Living in a small alley near Duri Station in Tambora, West Jakarta, Nur Walidah, 37, prefers to sit outside her house, along with other mothers, while nurturing her four-year-old daughter. While the minimum standard of adequate living is a bit more than 7 square meters per person, it is not unheard of for a family of four, or even more, to live in a cramped house as little as 15 sq m in size. On average, there are 17 Jakartans living to each 1 sq m of the city.



Parking space: People park their motorbikes in a small alley on April 17, 2024. The alley burned down after a fire broke in 2009. (JP/Nur Janti)

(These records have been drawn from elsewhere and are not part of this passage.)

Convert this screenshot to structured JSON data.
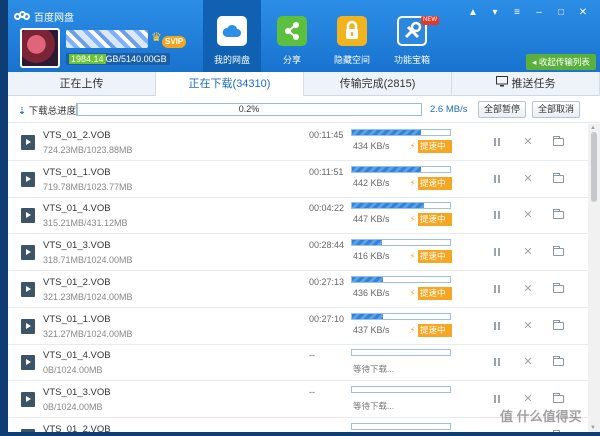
{
  "app": {
    "title": "百度网盘"
  },
  "user": {
    "vip_badge": "SVIP",
    "storage_used": "1984.14",
    "storage_rest": "GB/5140.00GB"
  },
  "nav": [
    {
      "label": "我的网盘",
      "icon": "cloud-icon"
    },
    {
      "label": "分享",
      "icon": "share-icon"
    },
    {
      "label": "隐藏空间",
      "icon": "lock-icon"
    },
    {
      "label": "功能宝箱",
      "icon": "toolbox-icon"
    }
  ],
  "nav_new_badge": "NEW",
  "window_controls": {
    "bell": "▲",
    "shirt": "▾",
    "menu": "≡",
    "minimize": "–",
    "maximize": "□",
    "close": "✕"
  },
  "collapse_button": "收起传输列表",
  "tabs": [
    {
      "label": "正在上传"
    },
    {
      "label": "正在下载(34310)"
    },
    {
      "label": "传输完成(2815)"
    },
    {
      "label": "推送任务"
    }
  ],
  "overall": {
    "label": "下载总进度",
    "percent_text": "0.2%",
    "percent": 0.2,
    "speed": "2.6 MB/s",
    "pause_all": "全部暂停",
    "cancel_all": "全部取消"
  },
  "boost_label": "提速中",
  "downloads": [
    {
      "name": "VTS_01_2.VOB",
      "size": "724.23MB/1023.88MB",
      "time": "00:11:45",
      "speed": "434 KB/s",
      "progress": 70.7,
      "state": "active"
    },
    {
      "name": "VTS_01_1.VOB",
      "size": "719.78MB/1023.77MB",
      "time": "00:11:51",
      "speed": "442 KB/s",
      "progress": 70.3,
      "state": "active"
    },
    {
      "name": "VTS_01_4.VOB",
      "size": "315.21MB/431.12MB",
      "time": "00:04:22",
      "speed": "447 KB/s",
      "progress": 73.1,
      "state": "active"
    },
    {
      "name": "VTS_01_3.VOB",
      "size": "318.71MB/1024.00MB",
      "time": "00:28:44",
      "speed": "416 KB/s",
      "progress": 31.1,
      "state": "active"
    },
    {
      "name": "VTS_01_2.VOB",
      "size": "321.23MB/1024.00MB",
      "time": "00:27:13",
      "speed": "436 KB/s",
      "progress": 31.4,
      "state": "active"
    },
    {
      "name": "VTS_01_1.VOB",
      "size": "321.27MB/1024.00MB",
      "time": "00:27:10",
      "speed": "437 KB/s",
      "progress": 31.4,
      "state": "active"
    },
    {
      "name": "VTS_01_4.VOB",
      "size": "0B/1024.00MB",
      "time": "--",
      "status": "等待下载...",
      "progress": 0,
      "state": "waiting"
    },
    {
      "name": "VTS_01_3.VOB",
      "size": "0B/1024.00MB",
      "time": "--",
      "status": "等待下载...",
      "progress": 0,
      "state": "waiting"
    },
    {
      "name": "VTS_01_2.VOB",
      "size": "",
      "time": "",
      "status": "",
      "progress": 0,
      "state": "waiting"
    }
  ],
  "watermark": "值 什么值得买"
}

Living in a small alley near Duri Station in Tambora, West Jakarta, Nur Walidah, 37, prefers to sit outside her house, along with other mothers, while nurturing her four-year-old daughter.

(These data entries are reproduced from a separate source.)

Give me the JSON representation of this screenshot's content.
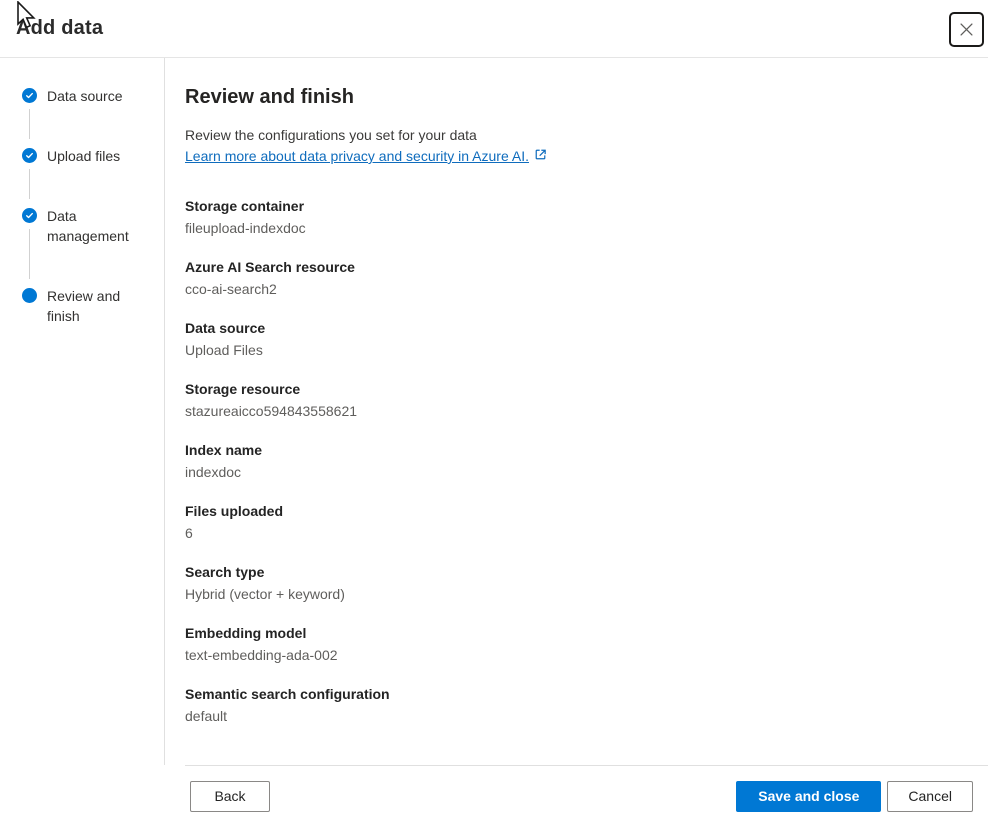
{
  "dialog": {
    "title": "Add data"
  },
  "steps": [
    {
      "label": "Data source",
      "state": "complete"
    },
    {
      "label": "Upload files",
      "state": "complete"
    },
    {
      "label": "Data management",
      "state": "complete"
    },
    {
      "label": "Review and finish",
      "state": "current"
    }
  ],
  "main": {
    "heading": "Review and finish",
    "description": "Review the configurations you set for your data",
    "link_text": "Learn more about data privacy and security in Azure AI.",
    "fields": [
      {
        "label": "Storage container",
        "value": "fileupload-indexdoc"
      },
      {
        "label": "Azure AI Search resource",
        "value": "cco-ai-search2"
      },
      {
        "label": "Data source",
        "value": "Upload Files"
      },
      {
        "label": "Storage resource",
        "value": "stazureaicco594843558621"
      },
      {
        "label": "Index name",
        "value": "indexdoc"
      },
      {
        "label": "Files uploaded",
        "value": "6"
      },
      {
        "label": "Search type",
        "value": "Hybrid (vector + keyword)"
      },
      {
        "label": "Embedding model",
        "value": "text-embedding-ada-002"
      },
      {
        "label": "Semantic search configuration",
        "value": "default"
      }
    ]
  },
  "footer": {
    "back_label": "Back",
    "save_label": "Save and close",
    "cancel_label": "Cancel"
  },
  "icons": {
    "close": "✕",
    "step_complete_check": "✓",
    "external_link": "↗",
    "mouse_cursor": "pointer-arrow"
  },
  "colors": {
    "accent": "#0078d4",
    "link": "#0f6cbd"
  }
}
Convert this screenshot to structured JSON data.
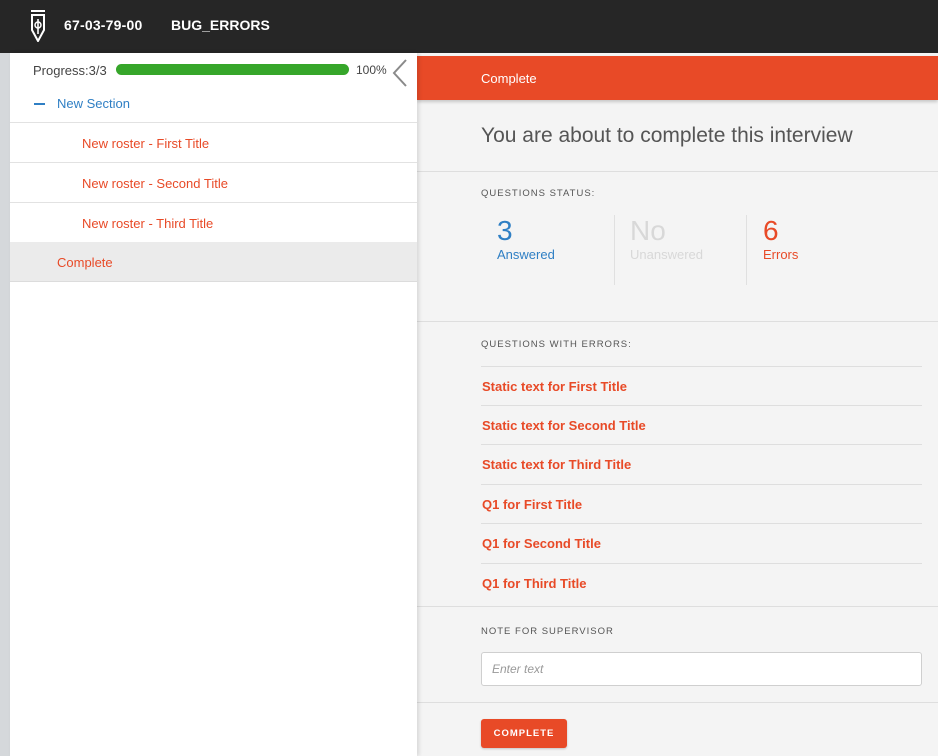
{
  "header": {
    "logo_icon": "pen-nib-icon",
    "interview_id": "67-03-79-00",
    "questionnaire_title": "BUG_ERRORS"
  },
  "sidebar": {
    "progress_label": "Progress:3/3",
    "progress_fraction": 1.0,
    "progress_percent": "100%",
    "progress_color": "#36a62a",
    "collapse_icon": "chevron-left-icon",
    "section_label": "New Section",
    "items": [
      {
        "label": "New roster - First Title"
      },
      {
        "label": "New roster - Second Title"
      },
      {
        "label": "New roster - Third Title"
      }
    ],
    "complete_label": "Complete"
  },
  "main": {
    "header_label": "Complete",
    "title": "You are about to complete this interview",
    "status_heading": "QUESTIONS STATUS:",
    "stats": {
      "answered": {
        "value": "3",
        "caption": "Answered",
        "color": "#2f7fc4"
      },
      "unanswered": {
        "value": "No",
        "caption": "Unanswered",
        "color": "#d8d8d8"
      },
      "errors": {
        "value": "6",
        "caption": "Errors",
        "color": "#e84a27"
      }
    },
    "errors_heading": "QUESTIONS WITH ERRORS:",
    "errors": [
      "Static text for First Title",
      "Static text for Second Title",
      "Static text for Third Title",
      "Q1 for First Title",
      "Q1 for Second Title",
      "Q1 for Third Title"
    ],
    "note_heading": "NOTE FOR SUPERVISOR",
    "note_placeholder": "Enter text",
    "note_value": "",
    "complete_button_label": "COMPLETE"
  },
  "colors": {
    "accent": "#e84a27",
    "topbar": "#262626",
    "link_blue": "#2f7fc4"
  }
}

Nur lives with her two daughters in her husband’s childhood house, which is 15 square meters in total area. The bedroom and living room are divided by two cupboards, while the bathroom door is simply a curtain.

Her husband, Hendra, 43, works odd jobs, mainly as a motorcycle mechanic, after being laid off during the COVID-19 pandemic.

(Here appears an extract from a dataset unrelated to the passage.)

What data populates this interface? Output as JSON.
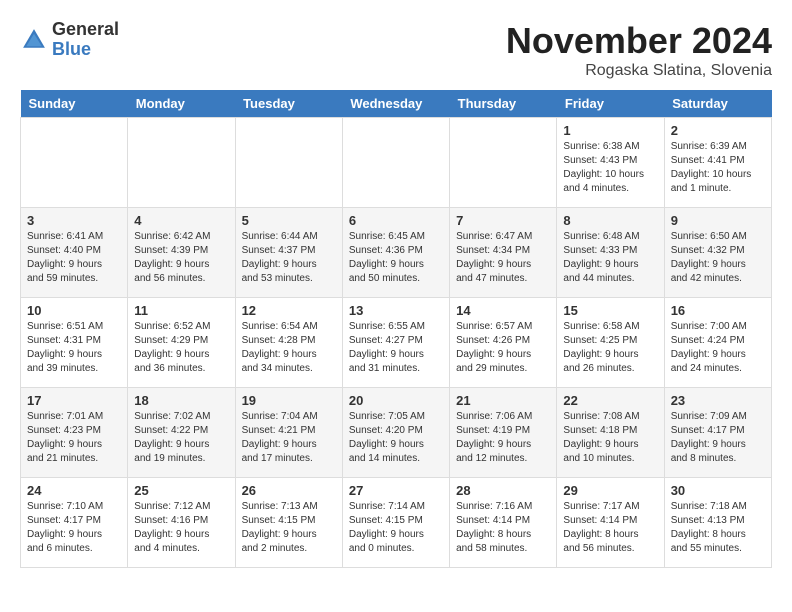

On April 17, two people came to Hendra’s house to fix a motorcycle. The customers sat at the front of the house, as Hendra’s 3 sq m living room could only fit two to three people. People living in jam-packed areas prefer to open their doors all day or sit outside their houses to get fresh air.

“Do you know why my father made a gap between these two cupboards? It is to look out if someone arrives at the door,” Hendra’s four-year-old daughter, Anin, chirped.

Living in a densely populated area, Nur and Hendra are aware that their neighborhood is prone to fire and theft.

Every Monday, Wednesday and Friday morning.

Delivered straight to your inbox three times weekly, this curated briefing provides a concise overview of the day’s most important issues, covering a wide range of topics from politics to culture and society.

for signing up our newsletter!

Please check your email for your newsletter subscription.

View More Newsletter

Born and raised in Tambora, Hendra has experienced three fires, the most recent of which burned down his house in 2009. During the fire, Hendra was working while his wife was looking after their three-month-old first child.

 
For Latest Updates Follow us on Google News
 

-

PREV Taiwan: the government will try to invalidate the disputed legislative reforms proposed by the opposition
NEXT The side effects of Ozempic, the drug to treat diabetes and obesity approved by Health